**EXERCISE DETAILS:**
Each record below needs to be written out exactly as it appears.

--- SOURCE DATA ---

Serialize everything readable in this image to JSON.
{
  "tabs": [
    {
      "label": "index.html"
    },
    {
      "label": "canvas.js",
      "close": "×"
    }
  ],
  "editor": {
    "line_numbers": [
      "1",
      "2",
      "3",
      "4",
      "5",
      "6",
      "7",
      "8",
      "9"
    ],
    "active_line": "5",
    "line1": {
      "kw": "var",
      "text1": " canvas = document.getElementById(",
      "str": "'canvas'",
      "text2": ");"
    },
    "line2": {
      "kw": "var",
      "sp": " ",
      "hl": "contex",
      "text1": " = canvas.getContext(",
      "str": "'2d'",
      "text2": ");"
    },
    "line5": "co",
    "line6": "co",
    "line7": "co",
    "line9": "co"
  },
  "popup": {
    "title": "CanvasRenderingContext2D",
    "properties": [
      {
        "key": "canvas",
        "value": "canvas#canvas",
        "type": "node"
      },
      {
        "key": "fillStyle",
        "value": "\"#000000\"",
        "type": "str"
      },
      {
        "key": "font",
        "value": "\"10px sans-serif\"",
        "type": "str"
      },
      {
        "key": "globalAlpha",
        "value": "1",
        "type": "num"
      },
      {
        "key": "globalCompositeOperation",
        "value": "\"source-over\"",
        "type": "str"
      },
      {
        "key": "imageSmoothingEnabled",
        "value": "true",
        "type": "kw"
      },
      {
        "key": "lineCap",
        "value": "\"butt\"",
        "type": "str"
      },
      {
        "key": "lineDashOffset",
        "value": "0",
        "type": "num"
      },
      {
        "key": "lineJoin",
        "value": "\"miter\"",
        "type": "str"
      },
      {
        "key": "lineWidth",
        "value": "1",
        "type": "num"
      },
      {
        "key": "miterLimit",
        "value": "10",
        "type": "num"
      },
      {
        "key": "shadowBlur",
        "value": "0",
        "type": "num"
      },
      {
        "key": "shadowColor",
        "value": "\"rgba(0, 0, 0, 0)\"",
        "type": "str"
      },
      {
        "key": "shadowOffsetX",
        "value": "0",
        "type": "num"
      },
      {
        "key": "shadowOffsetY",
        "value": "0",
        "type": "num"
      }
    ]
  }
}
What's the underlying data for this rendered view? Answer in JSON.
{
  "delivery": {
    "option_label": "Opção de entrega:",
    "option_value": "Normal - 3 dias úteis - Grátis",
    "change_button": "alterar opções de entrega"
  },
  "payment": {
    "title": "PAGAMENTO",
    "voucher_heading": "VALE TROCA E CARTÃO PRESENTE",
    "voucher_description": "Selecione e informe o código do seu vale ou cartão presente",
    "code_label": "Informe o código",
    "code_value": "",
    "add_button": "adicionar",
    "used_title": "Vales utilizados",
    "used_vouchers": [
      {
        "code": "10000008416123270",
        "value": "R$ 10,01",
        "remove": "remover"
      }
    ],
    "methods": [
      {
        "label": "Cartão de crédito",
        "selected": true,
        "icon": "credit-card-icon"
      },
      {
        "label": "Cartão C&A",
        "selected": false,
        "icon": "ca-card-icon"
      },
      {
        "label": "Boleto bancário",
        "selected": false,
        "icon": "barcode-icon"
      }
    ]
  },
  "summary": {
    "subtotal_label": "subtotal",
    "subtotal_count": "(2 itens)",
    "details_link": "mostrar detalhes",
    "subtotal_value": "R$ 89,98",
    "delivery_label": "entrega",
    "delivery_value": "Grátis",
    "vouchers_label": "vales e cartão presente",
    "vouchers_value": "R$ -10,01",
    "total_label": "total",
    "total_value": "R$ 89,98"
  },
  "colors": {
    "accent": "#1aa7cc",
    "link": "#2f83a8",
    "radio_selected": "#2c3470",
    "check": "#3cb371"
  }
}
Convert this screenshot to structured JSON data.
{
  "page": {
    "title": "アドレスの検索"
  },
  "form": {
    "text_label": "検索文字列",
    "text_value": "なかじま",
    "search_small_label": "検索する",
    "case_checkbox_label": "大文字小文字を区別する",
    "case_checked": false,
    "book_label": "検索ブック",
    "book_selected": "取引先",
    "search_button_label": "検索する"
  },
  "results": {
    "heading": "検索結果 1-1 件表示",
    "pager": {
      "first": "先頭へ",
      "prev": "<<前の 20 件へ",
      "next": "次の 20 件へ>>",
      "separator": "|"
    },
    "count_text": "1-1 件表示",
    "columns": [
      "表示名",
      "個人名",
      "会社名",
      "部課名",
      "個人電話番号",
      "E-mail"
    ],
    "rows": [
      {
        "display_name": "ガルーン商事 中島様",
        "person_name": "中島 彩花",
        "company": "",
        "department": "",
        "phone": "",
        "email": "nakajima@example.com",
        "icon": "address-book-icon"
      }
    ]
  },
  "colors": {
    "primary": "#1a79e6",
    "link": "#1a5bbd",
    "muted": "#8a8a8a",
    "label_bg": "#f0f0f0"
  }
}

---

**TASK OUTPUT:**
Serialize everything readable in this image to JSON.
{
  "tabs": [
    {
      "label": "index.html"
    },
    {
      "label": "canvas.js",
      "close": "×"
    }
  ],
  "editor": {
    "line_numbers": [
      "1",
      "2",
      "3",
      "4",
      "5",
      "6",
      "7",
      "8",
      "9"
    ],
    "active_line": "5",
    "line1": {
      "kw": "var",
      "text1": " canvas = document.getElementById(",
      "str": "'canvas'",
      "text2": ");"
    },
    "line2": {
      "kw": "var",
      "sp": " ",
      "hl": "contex",
      "text1": " = canvas.getContext(",
      "str": "'2d'",
      "text2": ");"
    },
    "line5": "co",
    "line6": "co",
    "line7": "co",
    "line9": "co"
  },
  "popup": {
    "title": "CanvasRenderingContext2D",
    "properties": [
      {
        "key": "canvas",
        "value": "canvas#canvas",
        "type": "node"
      },
      {
        "key": "fillStyle",
        "value": "\"#000000\"",
        "type": "str"
      },
      {
        "key": "font",
        "value": "\"10px sans-serif\"",
        "type": "str"
      },
      {
        "key": "globalAlpha",
        "value": "1",
        "type": "num"
      },
      {
        "key": "globalCompositeOperation",
        "value": "\"source-over\"",
        "type": "str"
      },
      {
        "key": "imageSmoothingEnabled",
        "value": "true",
        "type": "kw"
      },
      {
        "key": "lineCap",
        "value": "\"butt\"",
        "type": "str"
      },
      {
        "key": "lineDashOffset",
        "value": "0",
        "type": "num"
      },
      {
        "key": "lineJoin",
        "value": "\"miter\"",
        "type": "str"
      },
      {
        "key": "lineWidth",
        "value": "1",
        "type": "num"
      },
      {
        "key": "miterLimit",
        "value": "10",
        "type": "num"
      },
      {
        "key": "shadowBlur",
        "value": "0",
        "type": "num"
      },
      {
        "key": "shadowColor",
        "value": "\"rgba(0, 0, 0, 0)\"",
        "type": "str"
      },
      {
        "key": "shadowOffsetX",
        "value": "0",
        "type": "num"
      },
      {
        "key": "shadowOffsetY",
        "value": "0",
        "type": "num"
      }
    ]
  }
}
What's the underlying data for this rendered view? Answer in JSON.
{
  "delivery": {
    "option_label": "Opção de entrega:",
    "option_value": "Normal - 3 dias úteis - Grátis",
    "change_button": "alterar opções de entrega"
  },
  "payment": {
    "title": "PAGAMENTO",
    "voucher_heading": "VALE TROCA E CARTÃO PRESENTE",
    "voucher_description": "Selecione e informe o código do seu vale ou cartão presente",
    "code_label": "Informe o código",
    "code_value": "",
    "add_button": "adicionar",
    "used_title": "Vales utilizados",
    "used_vouchers": [
      {
        "code": "10000008416123270",
        "value": "R$ 10,01",
        "remove": "remover"
      }
    ],
    "methods": [
      {
        "label": "Cartão de crédito",
        "selected": true,
        "icon": "credit-card-icon"
      },
      {
        "label": "Cartão C&A",
        "selected": false,
        "icon": "ca-card-icon"
      },
      {
        "label": "Boleto bancário",
        "selected": false,
        "icon": "barcode-icon"
      }
    ]
  },
  "summary": {
    "subtotal_label": "subtotal",
    "subtotal_count": "(2 itens)",
    "details_link": "mostrar detalhes",
    "subtotal_value": "R$ 89,98",
    "delivery_label": "entrega",
    "delivery_value": "Grátis",
    "vouchers_label": "vales e cartão presente",
    "vouchers_value": "R$ -10,01",
    "total_label": "total",
    "total_value": "R$ 89,98"
  },
  "colors": {
    "accent": "#1aa7cc",
    "link": "#2f83a8",
    "radio_selected": "#2c3470",
    "check": "#3cb371"
  }
}
Convert this screenshot to structured JSON data.
{
  "page": {
    "title": "アドレスの検索"
  },
  "form": {
    "text_label": "検索文字列",
    "text_value": "なかじま",
    "search_small_label": "検索する",
    "case_checkbox_label": "大文字小文字を区別する",
    "case_checked": false,
    "book_label": "検索ブック",
    "book_selected": "取引先",
    "search_button_label": "検索する"
  },
  "results": {
    "heading": "検索結果 1-1 件表示",
    "pager": {
      "first": "先頭へ",
      "prev": "<<前の 20 件へ",
      "next": "次の 20 件へ>>",
      "separator": "|"
    },
    "count_text": "1-1 件表示",
    "columns": [
      "表示名",
      "個人名",
      "会社名",
      "部課名",
      "個人電話番号",
      "E-mail"
    ],
    "rows": [
      {
        "display_name": "ガルーン商事 中島様",
        "person_name": "中島 彩花",
        "company": "",
        "department": "",
        "phone": "",
        "email": "nakajima@example.com",
        "icon": "address-book-icon"
      }
    ]
  },
  "colors": {
    "primary": "#1a79e6",
    "link": "#1a5bbd",
    "muted": "#8a8a8a",
    "label_bg": "#f0f0f0"
  }
}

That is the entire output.